I bought the pink floral case from this adorable shop. How can you not love a store called pillow happy?! Impossible. I wanted cases that coordinated without matching, and I think they look perfect together. She also has some really great stuff, like this, this, and the scrabble tile cases.

I couldn’t be happier with out they turned out, especially since those pillows were so old and mangy before.

I suppose I should mention I have not been compensated for those mentions, nor do those sellers even know who I am. I just love these pillow covers, and think that you should, too. Isobel, for her part, adores them.

It’s so calm and serene in the jellyfish tent. It almost makes me forget about the chaos just outside it.

You Are On The Naughty List

18 Dec

We took Isobel down Christmas tree lane this year, seeing as how she’s more sentient and sort of knows who Santa is. Based on her only experience with him it’s possible she thinks he’s a giant fire truck, with people inside, blaring loud Christmas music and handing out candy canes. After such a Santa visited our house before dinner one night she sobbed as we took her back inside. She kept saying, “Santa! Santa! Outside! Santa OUTSIDE!” We eventually had to convince her Santa was sleeping so we could finish making the macaroni and cheese. (From scratch – three cheeses , garlic and bacon. OMFG it was good. Like, Anthony and I made inappropriate noises while we ate it, good.)
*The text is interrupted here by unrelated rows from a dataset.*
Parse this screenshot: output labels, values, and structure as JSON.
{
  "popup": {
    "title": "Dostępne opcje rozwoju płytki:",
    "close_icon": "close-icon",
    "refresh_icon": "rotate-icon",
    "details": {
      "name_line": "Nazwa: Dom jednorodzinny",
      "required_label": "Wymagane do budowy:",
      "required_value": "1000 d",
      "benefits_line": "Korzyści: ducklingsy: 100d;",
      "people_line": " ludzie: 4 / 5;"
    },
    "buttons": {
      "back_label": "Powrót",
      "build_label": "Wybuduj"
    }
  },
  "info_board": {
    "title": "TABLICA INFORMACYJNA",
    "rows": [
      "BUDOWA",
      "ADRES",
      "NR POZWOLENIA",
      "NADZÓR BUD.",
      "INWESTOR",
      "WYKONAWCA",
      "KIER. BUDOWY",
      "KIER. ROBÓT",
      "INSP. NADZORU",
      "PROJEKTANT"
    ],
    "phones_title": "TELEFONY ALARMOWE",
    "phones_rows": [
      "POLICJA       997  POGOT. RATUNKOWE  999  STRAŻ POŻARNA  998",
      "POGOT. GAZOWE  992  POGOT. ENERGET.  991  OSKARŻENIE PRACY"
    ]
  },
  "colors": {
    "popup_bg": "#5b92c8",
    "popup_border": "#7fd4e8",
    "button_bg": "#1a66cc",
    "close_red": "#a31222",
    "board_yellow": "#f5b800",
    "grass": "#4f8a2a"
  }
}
Before hitting up the larger Christmas tree lane we investigated the smaller one not far from our house. This one’s unique because the neighbors got together and created a train track and a train that goes back and forth throughout the cul-de-sac.

Isobel admires Christmas lights from the car and when I pick her up from Grandma’s she eagerly points out all the houses that have lights on them as we drive home. If a couple houses go by with no lights she starts saying, “Lights! Where are you, lights?” It’s a-freaking-dorable.
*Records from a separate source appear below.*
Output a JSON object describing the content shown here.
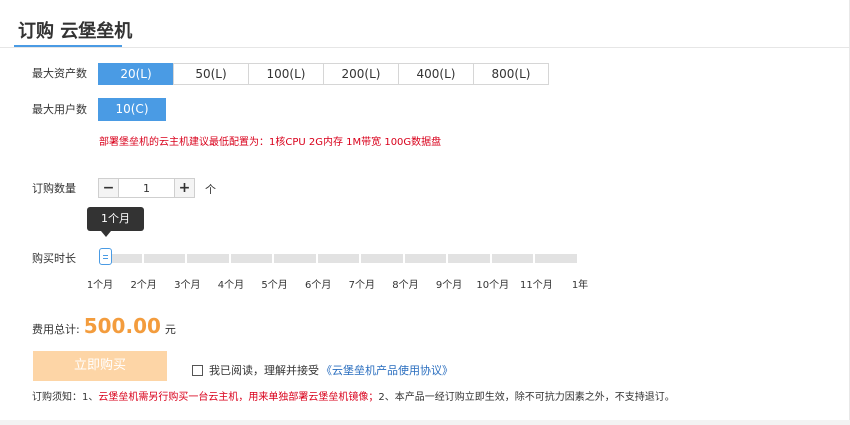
{
  "header": {
    "title": "订购 云堡垒机"
  },
  "assets": {
    "label": "最大资产数",
    "options": [
      "20(L)",
      "50(L)",
      "100(L)",
      "200(L)",
      "400(L)",
      "800(L)"
    ],
    "selected": "20(L)"
  },
  "users": {
    "label": "最大用户数",
    "value": "10(C)"
  },
  "warning": "部署堡垒机的云主机建议最低配置为：1核CPU 2G内存 1M带宽 100G数据盘",
  "quantity": {
    "label": "订购数量",
    "value": "1",
    "minus": "−",
    "plus": "+",
    "unit": "个"
  },
  "duration": {
    "label": "购买时长",
    "tooltip": "1个月",
    "selected_index": 0,
    "ticks": [
      "1个月",
      "2个月",
      "3个月",
      "4个月",
      "5个月",
      "6个月",
      "7个月",
      "8个月",
      "9个月",
      "10个月",
      "11个月",
      "1年"
    ]
  },
  "total": {
    "label": "费用总计:",
    "price": "500.00",
    "unit": "元"
  },
  "buy_button": "立即购买",
  "agreement": {
    "text": "我已阅读，理解并接受",
    "link": "《云堡垒机产品使用协议》",
    "checked": false
  },
  "notice": {
    "prefix": "订购须知：1、",
    "red": "云堡垒机需另行购买一台云主机，用来单独部署云堡垒机镜像；",
    "suffix": "2、本产品一经订购立即生效，除不可抗力因素之外，不支持退订。"
  },
  "colors": {
    "accent": "#4a9be4",
    "price": "#f39c3d",
    "warning": "#d9001b",
    "buy_disabled": "#fdd5a6"
  }
}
Since the street is small and the night was quite warm (the pictured gloves and hat came off after about five minutes), we took a tour on foot so she could get close to the lights and explore.
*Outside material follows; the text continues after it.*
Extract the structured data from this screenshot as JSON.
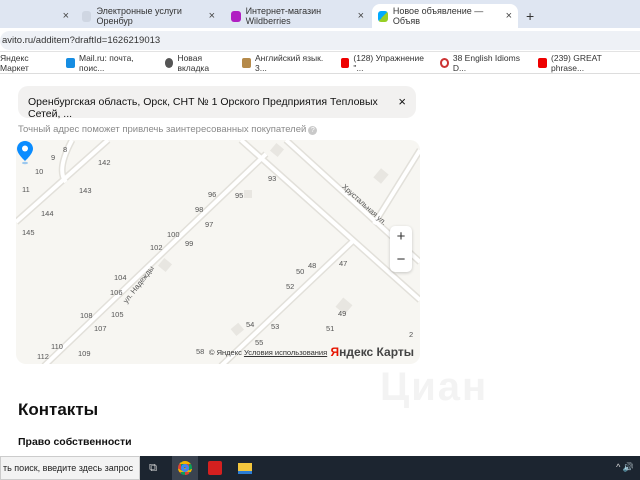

The kid was impressed. And it was a welcome diversion considering that we spent our night as a family, wandering around different neighborhoods, entertaining our toddler FOR FREE. That’s a miracle at any time of the year, but doubly so in a cash-strapped month.

Then we headed to the larger Christmas tree lane. It was late and her little legs were tired so we pushed her around in the stroller. I only got one shot of her all bundled up, with a thrifted crocheted blanket in her stroller, but I used flash and she’s covering her eyes and making a pissed off face so I’ll spare you.

This Christmas tree lane had been decorating every year since before I was born. I remember visiting it as a child and looking for certain decorations year after year. This neighborhood had the works, lights timed to music, animatronic figures, a and a Santa, handing out candy canes.

Several families were also on foot and we even passed by our neighbors who live across the street, which was pretty funny. When we approached Santa he gave Isobel a candy cane and she held it out in front of her, stiffly, and crinkled the plastic wrap. I don’t think she’s aware candy canes are edible, which is fine by me. She loved just holding it.

As we were leaving Santa a giant truck drove by and rudely shouted out, “HEY SANTA!” This guy was a total ass. Without missing a beat Santa turned around and shouted, “YOU ARE ON THE NAUGHTY LIST!”

For those of you waiting for Christmas cards from me and wondering if I’ve forgotten, I haven’t. It’s just taken awhile for me to collect everyone’s address. I want to mail them out all at once because if you’re a parent you know that the few trips you endure to the Post Office with your child during the holidays, the better. I’m also trying to plan our yearly Christmas budget, so sending cards all at once will help me gauge that. I hope to get them send off by Monday. Happy weekend.